I had to prepare 10 minutes of comedy for a show that was essentially 2 months away. I think I had 10, but it was probably less. The other thing was that I had nowhere to work on material to make sure it was good. There was no place that I could go that would be a good gauge of if my stand-up would work. I essentially had to run it by friends in their dorm rooms which is always what someone wants to hear. “Hey I have this bit I’m working out, want to sit there in silence while I tell you it?”

My one time to perform was at a campus wide talent competition. I was the only one to do stand-up which I felt gave me a leg up in the, “Hey this isn’t a guy playing a song on guitar” category. I didn’t win anything, but I felt a lot more confidant afterwards and a lot better about myself than my last set.

In the week leading up to the show I honed in the 10 minutes like a mad man. I timed it out and I tried to hold where I thought laughs would be.  I had my 10 minute set down to a tee.

The night of the show I find out that the headliner is not going to be able to make it because his flight was cancelled. SO it was just me and the feature act. The feature was going to do his time and then do the headliner’s spot as well. As a joke I asked if I could do a little more time. The response to that was could you do 20? I said yes for some reason and immediately needed my notebook of jokes. I had someone run to my dorm and get my book and bring it back to the show. Luckily I got there an hour before had so I had way too much time to pine over what jokes to add to the end of the set.


I don’t remember a lot about that set. I know that the primaries had just happened so I did a joke about that. I did a joke about my Dad and being bad at technology and how he became an ordained minister online and not only did weddings but did baptisms as well. I did a joke about what I called a “Woo Girl” the girls that go to the bars and are always drunk and yelling “Woo” and how that there is a fine line between Woo and Whore. 

I did my 10 minute set and then pulled out note cards and explained to the crowd that I had not prepared for another 10 minutes of jokes. So if jokes didn’t work it to not feel bad. I wasn’t planning on doing them. In my back 10 half I did jokes about being on Jeopardy and how the contestants have smart professions and there has never been a contestant who used to be a meth dealer.
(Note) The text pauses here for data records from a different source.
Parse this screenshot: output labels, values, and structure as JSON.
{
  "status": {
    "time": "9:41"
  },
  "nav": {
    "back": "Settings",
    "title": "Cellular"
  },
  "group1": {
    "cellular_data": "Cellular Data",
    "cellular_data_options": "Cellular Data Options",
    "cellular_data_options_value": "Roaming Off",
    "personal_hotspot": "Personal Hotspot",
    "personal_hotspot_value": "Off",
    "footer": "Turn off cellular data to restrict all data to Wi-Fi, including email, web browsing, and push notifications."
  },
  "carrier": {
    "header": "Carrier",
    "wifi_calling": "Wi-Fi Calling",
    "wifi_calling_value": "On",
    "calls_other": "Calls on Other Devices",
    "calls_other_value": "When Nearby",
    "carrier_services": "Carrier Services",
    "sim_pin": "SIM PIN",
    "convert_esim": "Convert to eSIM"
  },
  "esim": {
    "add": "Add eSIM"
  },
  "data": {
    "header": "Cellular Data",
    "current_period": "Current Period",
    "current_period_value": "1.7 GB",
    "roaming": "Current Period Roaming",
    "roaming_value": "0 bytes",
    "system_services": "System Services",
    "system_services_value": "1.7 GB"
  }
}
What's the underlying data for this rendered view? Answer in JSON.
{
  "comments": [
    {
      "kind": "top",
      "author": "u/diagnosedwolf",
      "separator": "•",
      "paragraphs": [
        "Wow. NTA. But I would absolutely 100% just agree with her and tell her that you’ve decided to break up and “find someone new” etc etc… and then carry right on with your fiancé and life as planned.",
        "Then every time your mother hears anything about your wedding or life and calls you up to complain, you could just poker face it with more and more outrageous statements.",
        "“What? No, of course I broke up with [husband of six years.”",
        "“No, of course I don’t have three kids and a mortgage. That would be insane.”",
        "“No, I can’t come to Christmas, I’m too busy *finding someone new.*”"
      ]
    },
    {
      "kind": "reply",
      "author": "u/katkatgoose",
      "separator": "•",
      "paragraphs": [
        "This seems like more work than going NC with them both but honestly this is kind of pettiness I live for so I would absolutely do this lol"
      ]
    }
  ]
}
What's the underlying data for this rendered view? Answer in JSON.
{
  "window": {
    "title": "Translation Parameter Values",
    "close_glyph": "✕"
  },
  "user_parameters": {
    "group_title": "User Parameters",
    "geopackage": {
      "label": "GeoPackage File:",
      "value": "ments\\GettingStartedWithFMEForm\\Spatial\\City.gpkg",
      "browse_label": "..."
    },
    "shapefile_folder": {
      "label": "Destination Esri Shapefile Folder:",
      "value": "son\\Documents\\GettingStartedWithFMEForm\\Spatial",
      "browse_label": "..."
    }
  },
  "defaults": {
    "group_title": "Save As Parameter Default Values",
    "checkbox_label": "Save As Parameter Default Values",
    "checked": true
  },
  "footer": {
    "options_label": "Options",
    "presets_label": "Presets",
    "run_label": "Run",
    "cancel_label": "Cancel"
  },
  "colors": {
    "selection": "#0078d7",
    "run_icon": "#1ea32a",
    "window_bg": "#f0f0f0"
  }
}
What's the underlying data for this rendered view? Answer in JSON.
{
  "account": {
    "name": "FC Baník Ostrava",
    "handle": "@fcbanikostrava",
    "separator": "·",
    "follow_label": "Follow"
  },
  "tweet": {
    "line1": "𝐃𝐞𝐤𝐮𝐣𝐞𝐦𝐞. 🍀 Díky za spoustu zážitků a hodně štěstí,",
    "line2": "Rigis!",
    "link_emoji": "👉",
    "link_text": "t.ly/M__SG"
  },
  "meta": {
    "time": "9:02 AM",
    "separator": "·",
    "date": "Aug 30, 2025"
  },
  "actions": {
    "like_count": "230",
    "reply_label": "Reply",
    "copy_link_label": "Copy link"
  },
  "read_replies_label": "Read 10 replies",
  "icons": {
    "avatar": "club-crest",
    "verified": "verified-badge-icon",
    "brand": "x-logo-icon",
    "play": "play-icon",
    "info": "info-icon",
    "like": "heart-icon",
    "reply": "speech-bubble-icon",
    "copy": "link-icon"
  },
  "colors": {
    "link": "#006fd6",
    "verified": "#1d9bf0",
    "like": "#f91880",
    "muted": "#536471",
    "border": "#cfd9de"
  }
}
I also did a joke about the phrase, “Are you having fun yet?” in regards to a shitty job. I would take that questions and just try and sound crazy by responding with, “My Mom invented Triscuits!” That phrase turned into a callback by the next comedian.

Luckily the whole set fine. I got some kind words from the other comedian and the rest of the night I was riding pretty high. It kept me motivated, it made me want to keep getting on stage and keep writing.

Hopefully 7 years from now I’m still doing stand-up. That’d be pretty cool. Actually, if I’m doing anything comedy related that’d be cool. Stand-up, acting, writing; I don’t really care. Comedy is pretty cool. So just being able to do anything with it is pretty amazing.